Weiner (2016)

Directed by: Josh Kriegman and Elyse Steinberg

Premise: A documentary about politician Anthony Weiner. The filmmakers follow Weiner during his 2013 run for mayor of New York City, following his resignation from the United States Congress because of a sex scandal. 

What Works: In the mid-2000s, New York congressman Anthony Weiner became a leftwing political star known for his quick wit, knowledge of legislative procedure, and combative debate style. But Weiner was forced to resign from Congress in 2011 following the reveal of sexually explicit social media exchanges with women other than his wife. Two years later, Weiner staged a comeback in a run for mayor of New York City but once again Weiner’s political ambitions were derailed by his scandalous behavior. The 2016 documentary Weiner is an example of filmmakers being in the right place at the right time. Anthony Weiner and his wife Huma Abedin allowed filmmakers Josh Kriegman and Elyse Steinberg to tag along throughout the campaign and gave them access to meetings and staff as well as personal moments between the couple. What might have otherwise been an unremarkable character study became an extraordinary document of a campaign and a politician undone by scandal. In political storytelling, tales of failure are generally more interesting than stories about success and the narrative of Weiner is a look into fame, politics, and public relations in the age of social media. As demonstrated in this movie, Anthony Weiner rose to national prominence when his impassioned speeches went viral on digital platforms but his career was undone when the same happened to his illicit messages. Weiner is a portrait of that paradox as well as a study in crisis management and the intersection of politics and celebrity culture. The film poses questions to citizens about what relevance, if any, the personal moral conduct of a politician has on his or her fitness for office. It also suggests that the news media and citizenry are disingenuous when we claim not to care about a candidate’s private foibles; it’s the salacious details rather than the substance of policy that generates interest. And in that respect, Weiner is the story of a specific person but also a microcosm of American politics at this particular time.

What Doesn’t: This documentary remains within Anthony Weiner’s immediate circle of family and campaign staff. It includes inserts of news anchors and commentators reacting to the events as they unfold but the filmmakers never step back and examine what all of this means. There are inferences to be made about what Weiner has to say about contemporary politics and the way it is intertwined with social media and celebrity culture but the film’s approach remains mostly on the surface. The movie also, perhaps unintentionally, sets up a virgin-whore dichotomy between Weiner’s wife Huma Abedin and his digital liaison Sydney Leathers. The film presents Abedin as the dutiful political wife and Leathers as the wild sexpot and little else. Neither woman is given much of a voice in the documentary even though they each play a key role in this story.

DVD extras: None.

Bottom Line: Weiner is a documentary that’s informative and engaging as a study of a man as well as a portrait of contemporary media and politics.
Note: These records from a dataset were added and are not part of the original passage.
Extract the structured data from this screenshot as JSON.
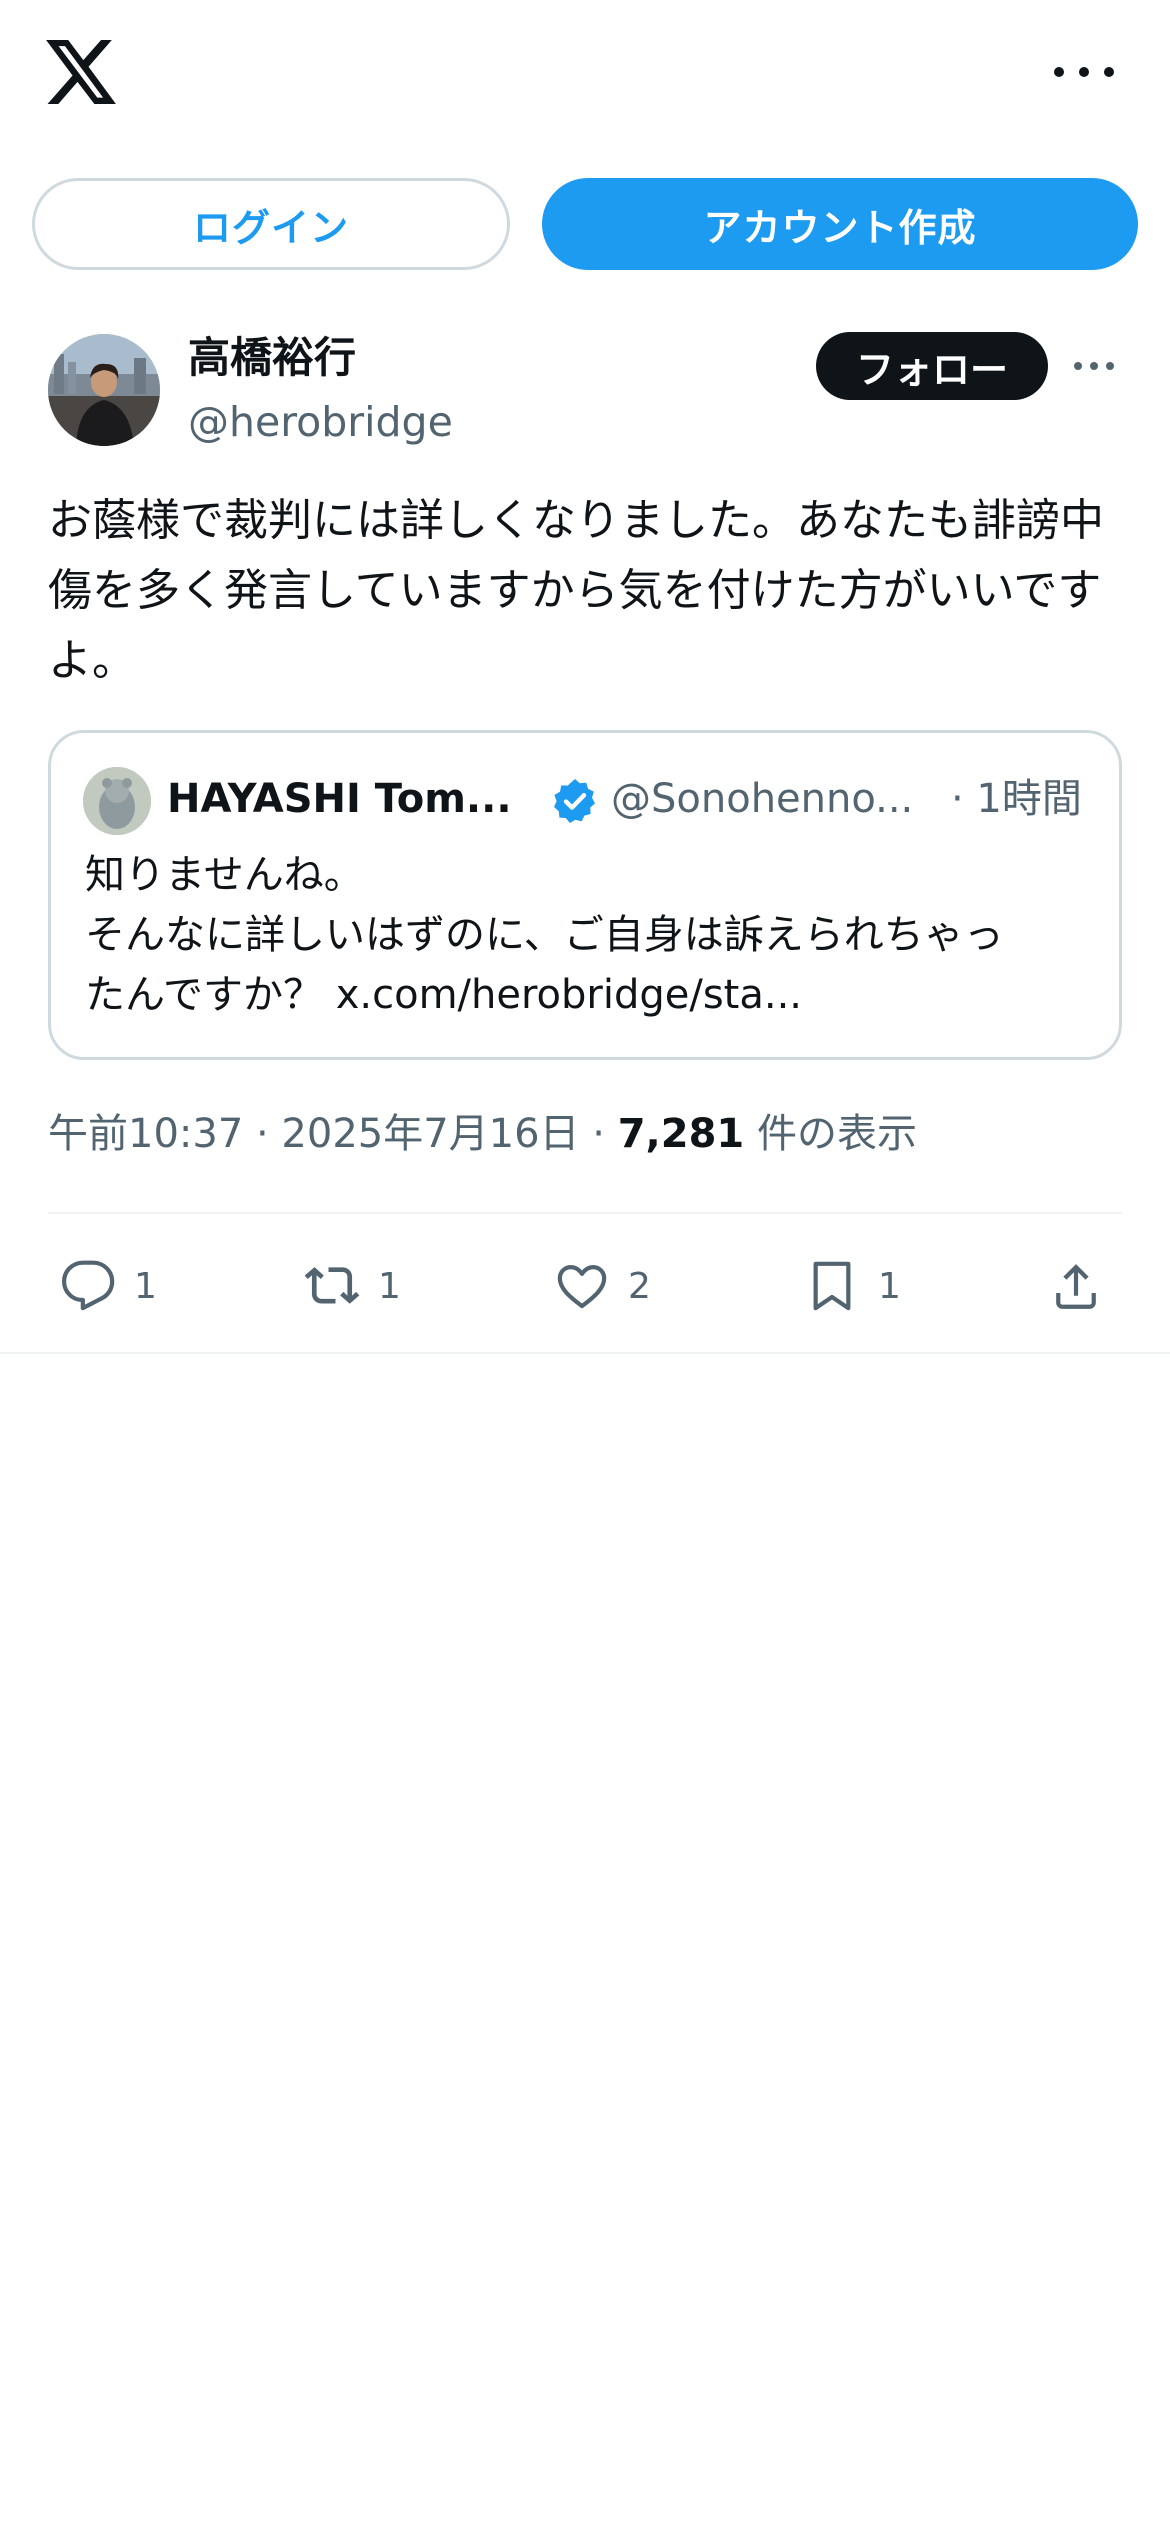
{
  "app": {
    "logo_icon": "x-logo-icon",
    "more_icon": "more-horizontal-icon"
  },
  "auth": {
    "login_label": "ログイン",
    "signup_label": "アカウント作成"
  },
  "tweet": {
    "author_name": "高橋裕行",
    "author_handle": "@herobridge",
    "follow_label": "フォロー",
    "text": "お蔭様で裁判には詳しくなりました。あなたも誹謗中傷を多く発言していますから気を付けた方がいいですよ。",
    "timestamp": "午前10:37 · 2025年7月16日 · ",
    "views_count": "7,281",
    "views_label": " 件の表示"
  },
  "quote": {
    "author_name": "HAYASHI Tom...",
    "author_handle": "@Sonohenno...",
    "time": "· 1時間",
    "line1": "知りませんね。",
    "line2": "そんなに詳しいはずのに、ご自身は訴えられちゃっ",
    "line3": "たんですか？ x.com/herobridge/sta..."
  },
  "actions": {
    "reply_count": "1",
    "retweet_count": "1",
    "like_count": "2",
    "bookmark_count": "1"
  },
  "colors": {
    "accent": "#1d9bf0",
    "text_primary": "#0f1419",
    "text_secondary": "#536471",
    "border": "#cfd9de"
  }
}
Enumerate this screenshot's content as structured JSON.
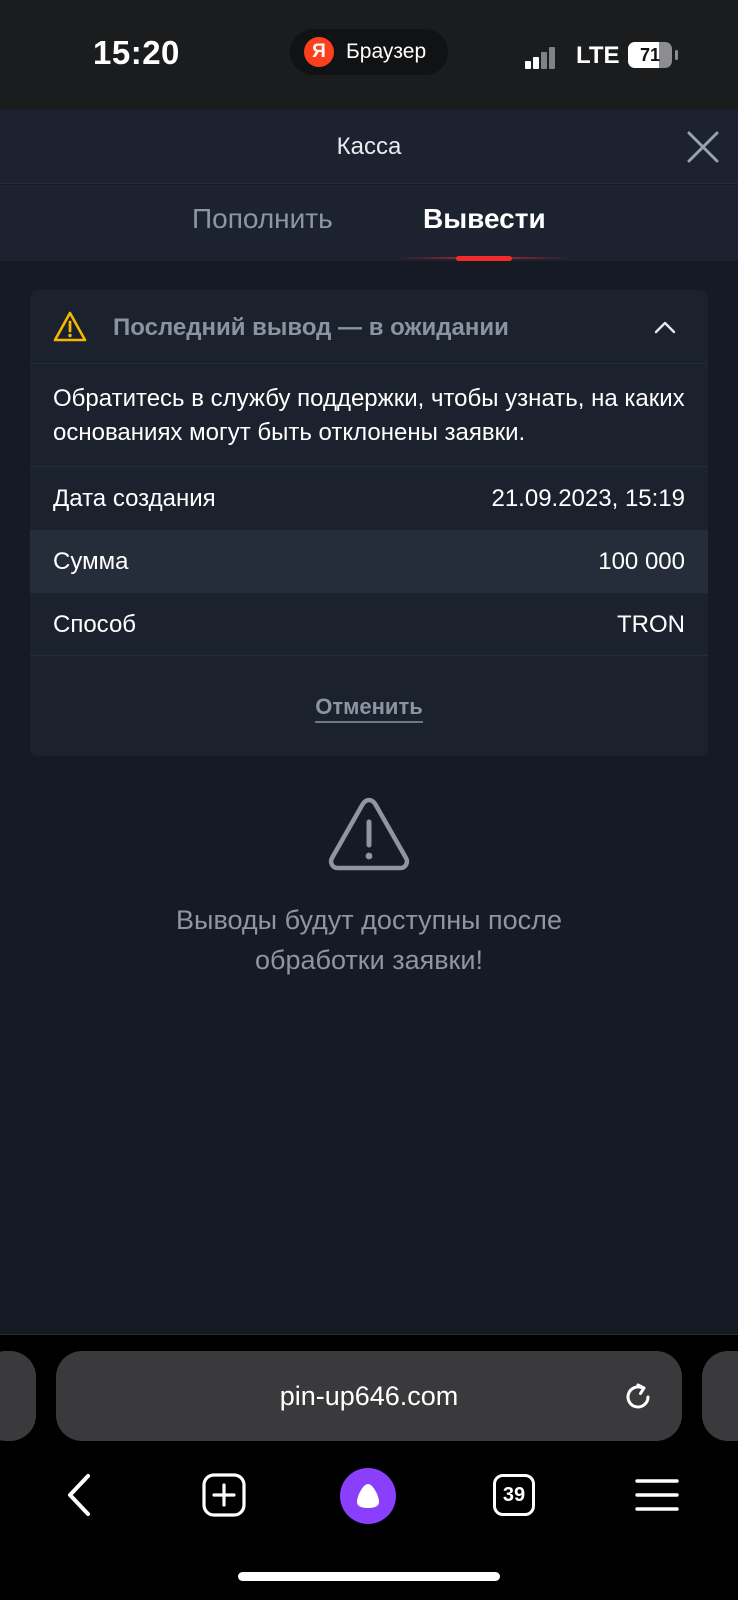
{
  "status_bar": {
    "time": "15:20",
    "app_logo": "Я",
    "app_label": "Браузер",
    "network": "LTE",
    "battery": "71",
    "battery_level": 0.71
  },
  "header": {
    "title": "Касса",
    "close_icon": "close-icon"
  },
  "tabs": [
    {
      "label": "Пополнить",
      "active": false
    },
    {
      "label": "Вывести",
      "active": true
    }
  ],
  "notice": {
    "title": "Последний вывод — в ожидании",
    "description": "Обратитесь в службу поддержки, чтобы узнать, на каких основаниях могут быть отклонены заявки.",
    "rows": [
      {
        "label": "Дата создания",
        "value": "21.09.2023, 15:19"
      },
      {
        "label": "Сумма",
        "value": "100 000"
      },
      {
        "label": "Способ",
        "value": "TRON"
      }
    ],
    "cancel_label": "Отменить",
    "warning_color": "#f5b800"
  },
  "info": {
    "message": "Выводы будут доступны после обработки заявки!"
  },
  "browser": {
    "url": "pin-up646.com",
    "tabs_count": "39"
  },
  "colors": {
    "background": "#151a24",
    "accent": "#f12c2c",
    "alice": "#8a3ffc"
  }
}
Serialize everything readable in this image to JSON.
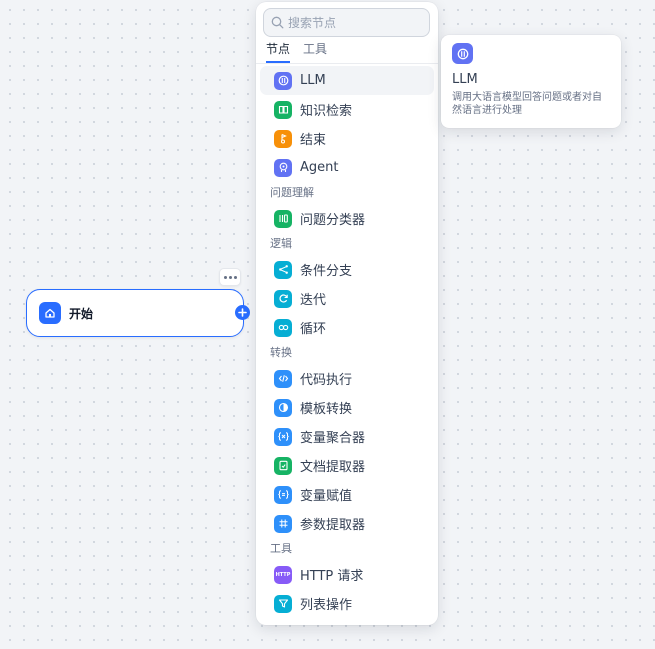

The film quietly raises important questions about the role of public morality and what we want and expect from our public figures. 

Episode: #694 (April 15, 2018)